According to the report, Rico Zorkendorfer and Daniele De Iuliis, who have been at Apple for a combined 35 years, recently decided to leave the prestigious two-dozen member team responsible for the iPhone’s design. Julian Hönig plans to leave in the coming months.

Apple’s closely-knit industrial design team is undergoing its most pronounced turnover in decades, marking a changing of the guard for the famed group that has defined the tech giant’s aesthetic and spearheaded the development of products including the iPhone.

Signaling that his departure was long planned, Zorkendorfer said in a statement he wanted to spend more time with his family while underscoring that Chief Design Officer Jony Ive has recently hired fresh new people to the industrial design team.

We have incredible new designers—a new generation. What we’ve been able to do in the last few decades will continue. The talent is there.

The report cites Apple analysis site Above Avalon’s founder Neil Cybart as opining that recent hires will soon assume more responsibility for product development as veterans leave.

This group is all-powerful in Apple. Industrial designers have the final say over the user experience found with Apple devices and they really do work like a family in a way. No one would argue, though, that new blood is a bad thing.

I wanted to set the record straight on this one because some blogs presented this with the usual usual gloom-and-doom headlines. I also don’t like this passage from WSJ’s report:

The departures of members of the core design team that revived Apple in the 2000s and did the work behind the iPhone, iPad and watch come amid a pause in new products, as the company emphasizes new subscription services this year instead of new gadgets amid slowing iPhone sales. […] Though it refreshed its core iPhone, Mac, iPad and smartwatch product lines last year, Apple’s most recent new product releases were the HomePod smart speaker in 2017 and its AirPods wireless earbuds in 2016.

Wait, didn’t Apple recently release the new AirPods, the fifth-generation iPad mini and the third-generation iPad Air? We also know that a modular Mac Pro is coming in 2019, with the rumor-mill calling for new HomePod and Apple TV models this year. Just because iPhone sales are slowing and Apple has unveiled some subscription services doesn’t mean there will be no new releases this year beyond the annual iPhone, iPad and Mac refreshes.

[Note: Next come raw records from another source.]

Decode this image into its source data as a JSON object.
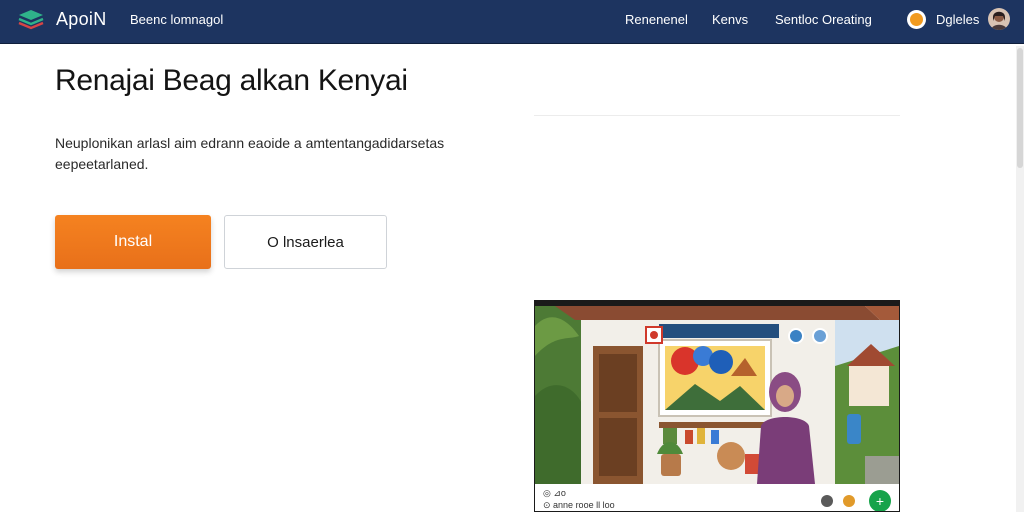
{
  "header": {
    "brand": "ApoiN",
    "subtitle": "Beenc lomnagol",
    "nav": [
      "Renenenel",
      "Kenvs",
      "Sentloc Oreating"
    ],
    "user_name": "Dgleles",
    "brand_color": "#1d3460"
  },
  "hero": {
    "title": "Renajai Beag alkan Kenyai",
    "description": "Neuplonikan arlasl aim edrann eaoide a amtentangadidarsetas eepeetarlaned.",
    "install_label": "Instal",
    "secondary_label": "O lnsaerlea",
    "accent_color": "#f58220"
  },
  "preview_card": {
    "caption_top": "◎ ⊿o",
    "caption_bottom": "⊙ anne rooe ll loo",
    "add_icon": "+"
  },
  "icons": [
    "logo-icon",
    "notification-icon",
    "user-avatar",
    "camera-icon",
    "info-icon",
    "add-icon"
  ]
}
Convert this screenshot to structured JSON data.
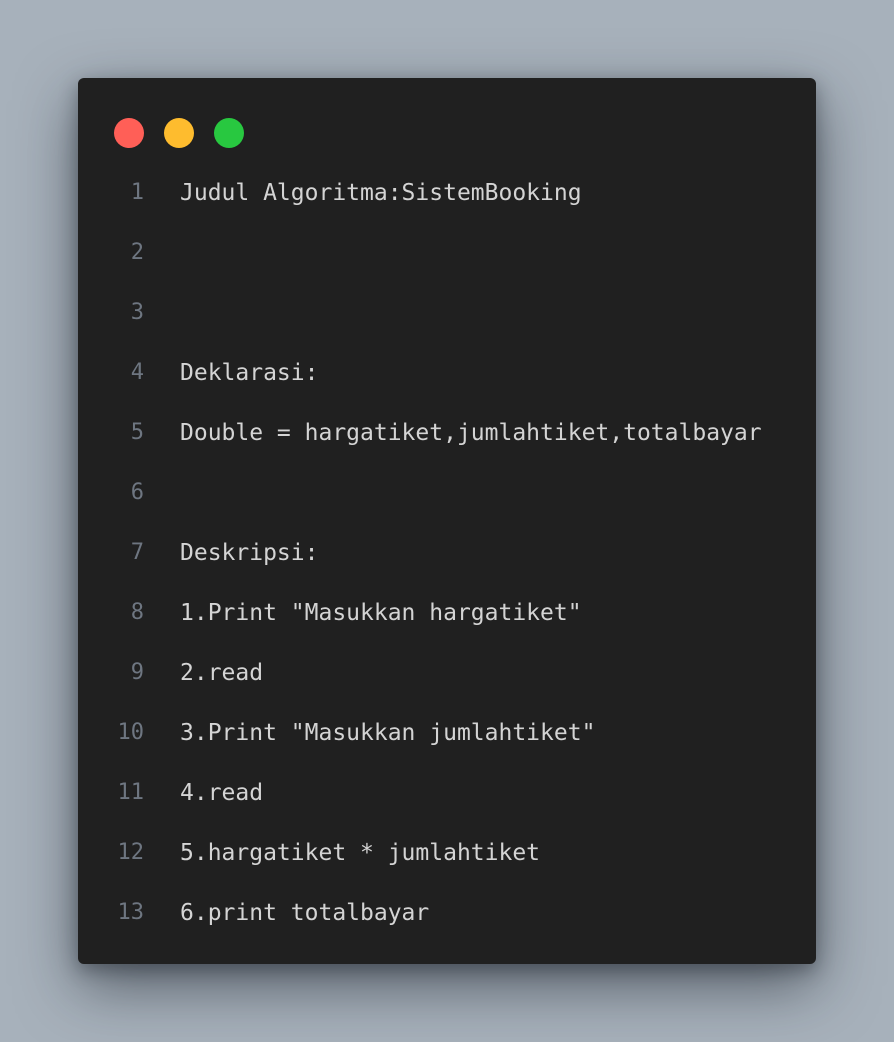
{
  "window": {
    "controls": [
      {
        "name": "close",
        "color": "#ff5f57"
      },
      {
        "name": "minimize",
        "color": "#febc2e"
      },
      {
        "name": "maximize",
        "color": "#28c840"
      }
    ]
  },
  "editor": {
    "lines": [
      {
        "number": "1",
        "text": "Judul Algoritma:SistemBooking"
      },
      {
        "number": "2",
        "text": ""
      },
      {
        "number": "3",
        "text": ""
      },
      {
        "number": "4",
        "text": "Deklarasi:"
      },
      {
        "number": "5",
        "text": "Double = hargatiket,jumlahtiket,totalbayar"
      },
      {
        "number": "6",
        "text": ""
      },
      {
        "number": "7",
        "text": "Deskripsi:"
      },
      {
        "number": "8",
        "text": "1.Print \"Masukkan hargatiket\""
      },
      {
        "number": "9",
        "text": "2.read"
      },
      {
        "number": "10",
        "text": "3.Print \"Masukkan jumlahtiket\""
      },
      {
        "number": "11",
        "text": "4.read"
      },
      {
        "number": "12",
        "text": "5.hargatiket * jumlahtiket"
      },
      {
        "number": "13",
        "text": "6.print totalbayar"
      }
    ]
  }
}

Save Jobs called Jony Ive his his “best and most loyal friend”

Smart people, like The Loop’s Dave Mark, know that turnover is normal. “Turnover on critical teams makes headlines,” he wrote. “I see this is the old making way for the new.” The Journal did say that Apple’s replenished its design ranks in recent years, adding creatives from companies like Nike, as well as independent studios and design schools.

And for those of you who may have been wondering what kinds of ritches are there for those lucky enough to be on the famed design team, here’s your answer.

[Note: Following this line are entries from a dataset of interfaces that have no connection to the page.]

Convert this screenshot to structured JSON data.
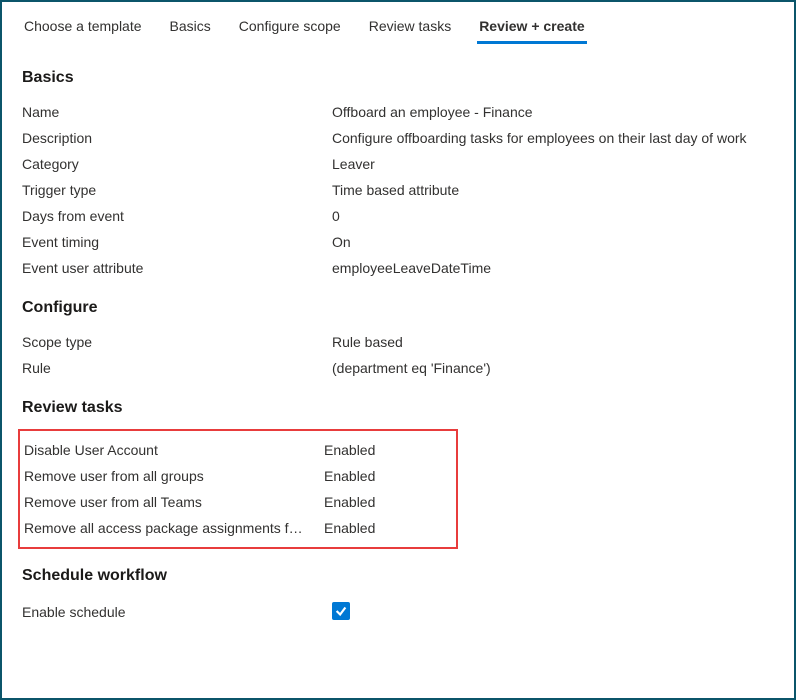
{
  "tabs": {
    "choose_template": "Choose a template",
    "basics": "Basics",
    "configure_scope": "Configure scope",
    "review_tasks": "Review tasks",
    "review_create": "Review + create"
  },
  "sections": {
    "basics": {
      "title": "Basics",
      "rows": {
        "name": {
          "label": "Name",
          "value": "Offboard an employee - Finance"
        },
        "description": {
          "label": "Description",
          "value": "Configure offboarding tasks for employees on their last day of work"
        },
        "category": {
          "label": "Category",
          "value": "Leaver"
        },
        "trigger_type": {
          "label": "Trigger type",
          "value": "Time based attribute"
        },
        "days_from_event": {
          "label": "Days from event",
          "value": "0"
        },
        "event_timing": {
          "label": "Event timing",
          "value": "On"
        },
        "event_user_attribute": {
          "label": "Event user attribute",
          "value": "employeeLeaveDateTime"
        }
      }
    },
    "configure": {
      "title": "Configure",
      "rows": {
        "scope_type": {
          "label": "Scope type",
          "value": "Rule based"
        },
        "rule": {
          "label": "Rule",
          "value": " (department eq 'Finance')"
        }
      }
    },
    "review_tasks": {
      "title": "Review tasks",
      "tasks": [
        {
          "label": "Disable User Account",
          "value": "Enabled"
        },
        {
          "label": "Remove user from all groups",
          "value": "Enabled"
        },
        {
          "label": "Remove user from all Teams",
          "value": "Enabled"
        },
        {
          "label": "Remove all access package assignments f…",
          "value": "Enabled"
        }
      ]
    },
    "schedule": {
      "title": "Schedule workflow",
      "rows": {
        "enable_schedule": {
          "label": "Enable schedule",
          "checked": true
        }
      }
    }
  }
}
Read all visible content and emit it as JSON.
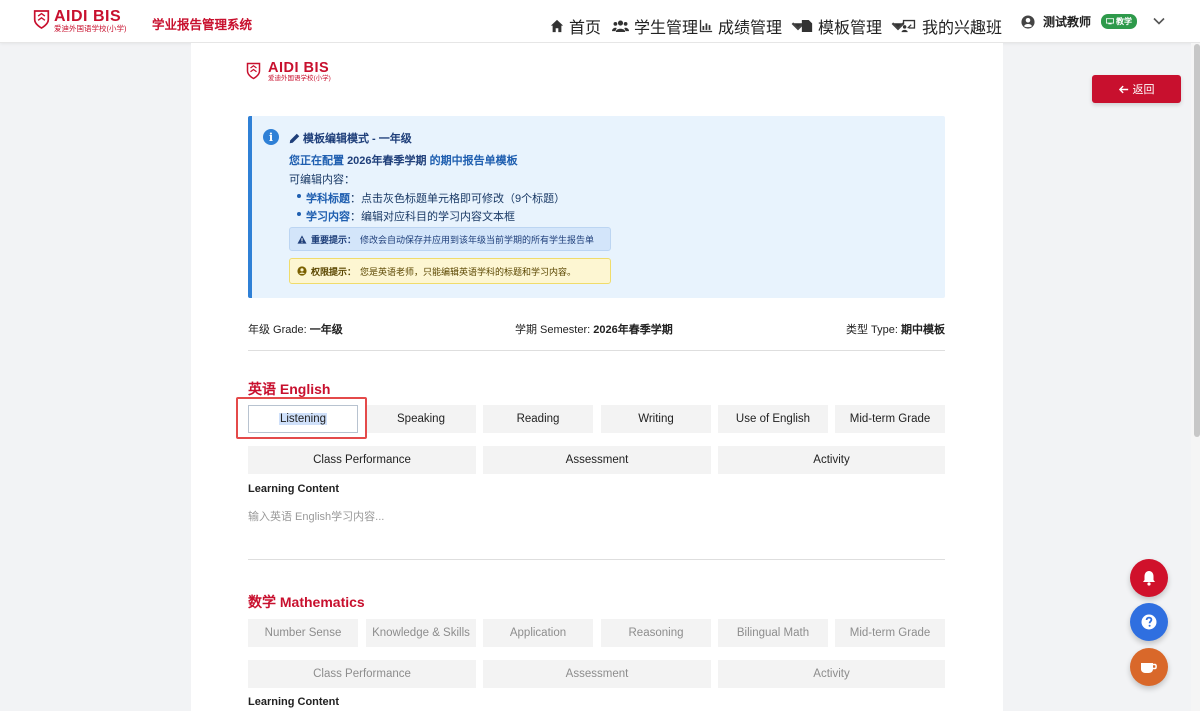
{
  "brand": {
    "name": "AIDI BIS",
    "sub": "爱迪外国语学校(小学)"
  },
  "system_title": "学业报告管理系统",
  "nav": {
    "home": "首页",
    "students": "学生管理",
    "grades": "成绩管理",
    "templates": "模板管理",
    "clubs": "我的兴趣班"
  },
  "user": {
    "name": "测试教师",
    "role": "教学"
  },
  "back_button": "返回",
  "info": {
    "title": "模板编辑模式 - 一年级",
    "config_prefix": "您正在配置",
    "config_term": "2026年春季学期",
    "config_suffix": "的期中报告单模板",
    "editable_heading": "可编辑内容：",
    "items": [
      {
        "key": "学科标题",
        "text": "：点击灰色标题单元格即可修改（9个标题）"
      },
      {
        "key": "学习内容",
        "text": "：编辑对应科目的学习内容文本框"
      }
    ],
    "important_label": "重要提示：",
    "important_text": "修改会自动保存并应用到该年级当前学期的所有学生报告单",
    "permission_label": "权限提示：",
    "permission_text": "您是英语老师，只能编辑英语学科的标题和学习内容。"
  },
  "meta": {
    "grade_label": "年级 Grade:",
    "grade_value": "一年级",
    "semester_label": "学期 Semester:",
    "semester_value": "2026年春季学期",
    "type_label": "类型 Type:",
    "type_value": "期中模板"
  },
  "sections": [
    {
      "title": "英语 English",
      "row1": [
        "Listening",
        "Speaking",
        "Reading",
        "Writing",
        "Use of English",
        "Mid-term Grade"
      ],
      "row2": [
        "Class Performance",
        "Assessment",
        "Activity"
      ],
      "lc_label": "Learning Content",
      "lc_placeholder": "输入英语 English学习内容..."
    },
    {
      "title": "数学 Mathematics",
      "row1": [
        "Number Sense",
        "Knowledge & Skills",
        "Application",
        "Reasoning",
        "Bilingual Math",
        "Mid-term Grade"
      ],
      "row2": [
        "Class Performance",
        "Assessment",
        "Activity"
      ],
      "lc_label": "Learning Content"
    }
  ],
  "colors": {
    "brand_red": "#c8102e",
    "info_blue": "#2f80d6",
    "bell_red": "#d0112b",
    "help_blue": "#2f6fe0",
    "coffee_orange": "#d9682a"
  },
  "icons": [
    "home-icon",
    "users-icon",
    "chart-icon",
    "file-icon",
    "club-icon",
    "user-circle-icon",
    "bell-icon",
    "question-icon",
    "coffee-icon"
  ]
}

Steve Jobs put the design group at the nexus of Apple’s product development process and lavished attention on the team, visiting it almost daily to see its latest works.

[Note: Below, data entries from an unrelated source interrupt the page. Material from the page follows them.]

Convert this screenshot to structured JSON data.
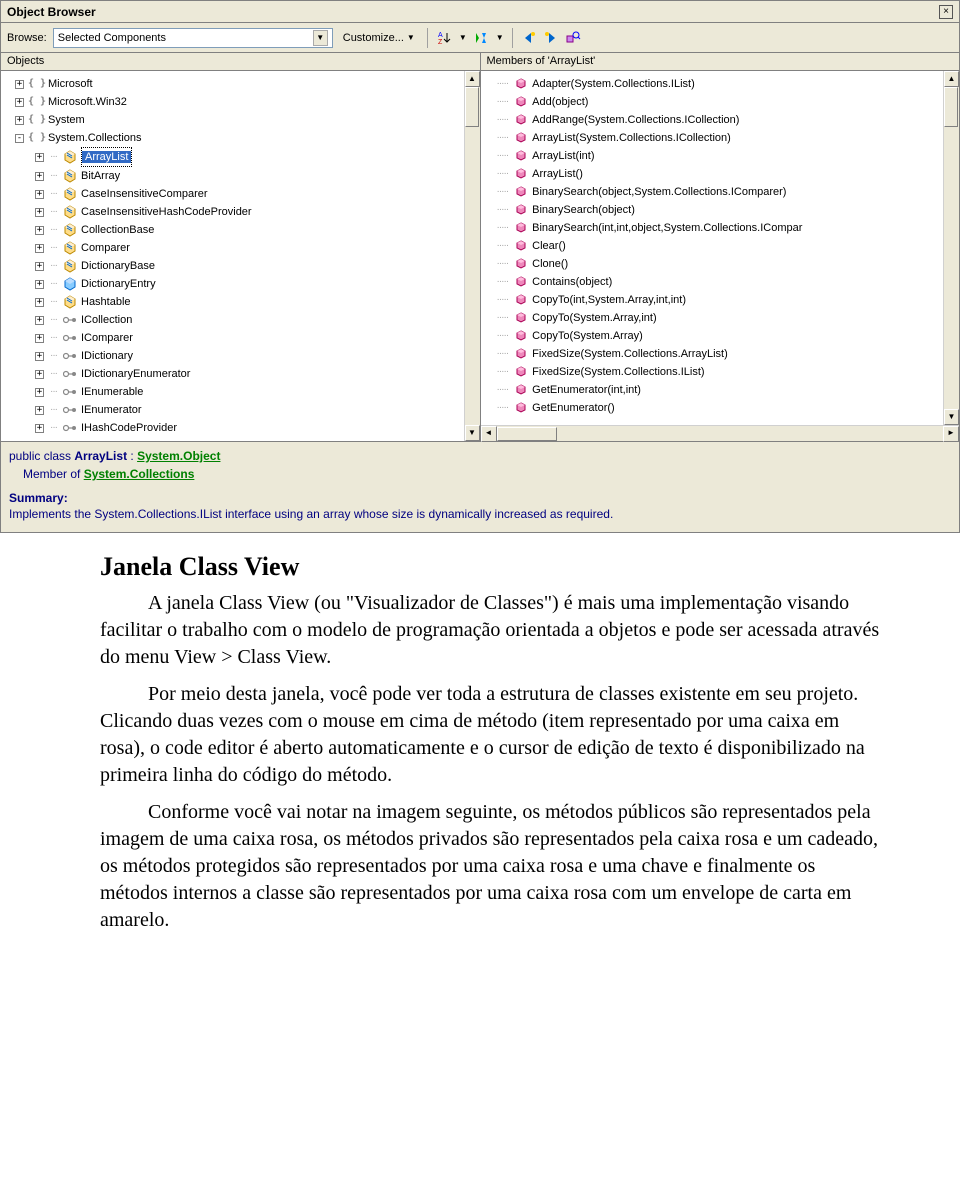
{
  "window": {
    "title": "Object Browser"
  },
  "toolbar": {
    "browse_label": "Browse:",
    "browse_value": "Selected Components",
    "customize_label": "Customize..."
  },
  "panes": {
    "left_header": "Objects",
    "right_header": "Members of 'ArrayList'"
  },
  "objects": [
    {
      "indent": 0,
      "exp": "+",
      "icon": "ns",
      "label": "Microsoft"
    },
    {
      "indent": 0,
      "exp": "+",
      "icon": "ns",
      "label": "Microsoft.Win32"
    },
    {
      "indent": 0,
      "exp": "+",
      "icon": "ns",
      "label": "System"
    },
    {
      "indent": 0,
      "exp": "-",
      "icon": "ns",
      "label": "System.Collections"
    },
    {
      "indent": 1,
      "exp": "+",
      "icon": "class",
      "label": "ArrayList",
      "selected": true
    },
    {
      "indent": 1,
      "exp": "+",
      "icon": "class",
      "label": "BitArray"
    },
    {
      "indent": 1,
      "exp": "+",
      "icon": "class",
      "label": "CaseInsensitiveComparer"
    },
    {
      "indent": 1,
      "exp": "+",
      "icon": "class",
      "label": "CaseInsensitiveHashCodeProvider"
    },
    {
      "indent": 1,
      "exp": "+",
      "icon": "class",
      "label": "CollectionBase"
    },
    {
      "indent": 1,
      "exp": "+",
      "icon": "class",
      "label": "Comparer"
    },
    {
      "indent": 1,
      "exp": "+",
      "icon": "class",
      "label": "DictionaryBase"
    },
    {
      "indent": 1,
      "exp": "+",
      "icon": "struct",
      "label": "DictionaryEntry"
    },
    {
      "indent": 1,
      "exp": "+",
      "icon": "class",
      "label": "Hashtable"
    },
    {
      "indent": 1,
      "exp": "+",
      "icon": "iface",
      "label": "ICollection"
    },
    {
      "indent": 1,
      "exp": "+",
      "icon": "iface",
      "label": "IComparer"
    },
    {
      "indent": 1,
      "exp": "+",
      "icon": "iface",
      "label": "IDictionary"
    },
    {
      "indent": 1,
      "exp": "+",
      "icon": "iface",
      "label": "IDictionaryEnumerator"
    },
    {
      "indent": 1,
      "exp": "+",
      "icon": "iface",
      "label": "IEnumerable"
    },
    {
      "indent": 1,
      "exp": "+",
      "icon": "iface",
      "label": "IEnumerator"
    },
    {
      "indent": 1,
      "exp": "+",
      "icon": "iface",
      "label": "IHashCodeProvider"
    }
  ],
  "members": [
    {
      "label": "Adapter(System.Collections.IList)"
    },
    {
      "label": "Add(object)"
    },
    {
      "label": "AddRange(System.Collections.ICollection)"
    },
    {
      "label": "ArrayList(System.Collections.ICollection)"
    },
    {
      "label": "ArrayList(int)"
    },
    {
      "label": "ArrayList()"
    },
    {
      "label": "BinarySearch(object,System.Collections.IComparer)"
    },
    {
      "label": "BinarySearch(object)"
    },
    {
      "label": "BinarySearch(int,int,object,System.Collections.IComparer)",
      "clip": true
    },
    {
      "label": "Clear()"
    },
    {
      "label": "Clone()"
    },
    {
      "label": "Contains(object)"
    },
    {
      "label": "CopyTo(int,System.Array,int,int)"
    },
    {
      "label": "CopyTo(System.Array,int)"
    },
    {
      "label": "CopyTo(System.Array)"
    },
    {
      "label": "FixedSize(System.Collections.ArrayList)"
    },
    {
      "label": "FixedSize(System.Collections.IList)"
    },
    {
      "label": "GetEnumerator(int,int)"
    },
    {
      "label": "GetEnumerator()"
    }
  ],
  "detail": {
    "decl_prefix": "public class ",
    "decl_name": "ArrayList",
    "decl_sep": " : ",
    "decl_base": "System.Object",
    "member_prefix": "Member of ",
    "member_link": "System.Collections",
    "summary_label": "Summary:",
    "summary_text": "Implements the System.Collections.IList interface using an array whose size is dynamically increased as required."
  },
  "article": {
    "title": "Janela Class View",
    "p1": "A janela Class View (ou \"Visualizador de Classes\") é mais uma implementação visando facilitar o trabalho com o modelo de programação orientada a objetos e pode ser acessada através do menu View > Class View.",
    "p2": "Por meio desta janela, você pode ver toda a estrutura de classes existente em seu projeto. Clicando duas vezes com o mouse em cima de método (item representado por uma caixa em rosa), o code editor é aberto automaticamente e o cursor de edição de texto é disponibilizado na primeira linha do código do método.",
    "p3": "Conforme você vai notar na imagem seguinte, os métodos públicos são representados pela imagem de uma caixa rosa, os métodos privados são representados pela caixa rosa e um cadeado, os métodos protegidos são representados por uma caixa rosa e uma chave e finalmente os métodos internos a classe são representados por uma caixa rosa com um envelope de carta em amarelo."
  }
}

The combination of the ID team’s elevated status inside Apple and Jobs’s treatment helped create a group that worked and socialized together, becoming so tight that only a few members of the team left in more than a decade, according to some people.

Stock grants made the designers millionaires as Apple became the world’s most valuable company. Many were able to afford second and even third homes.

The current industrial design team began disbanding slowly in 2016, with Danny Coster joining GoPro after 23 years as an Apple designer. Another prominent designer, Christopher Stringer, departed Apple in 2017 after 21 years with the firm.

Jony Ive oversees all design at Apple, including its retail stores and headquarters

As for Jony Ive, he stepped back from day-to-day management of the design team in 2015 to devote his attention to designing Apple Park. Apple’s Vice President Richard Howarth led the team until Ive resumed day-to-day oversight for the industrial design group in December 2017.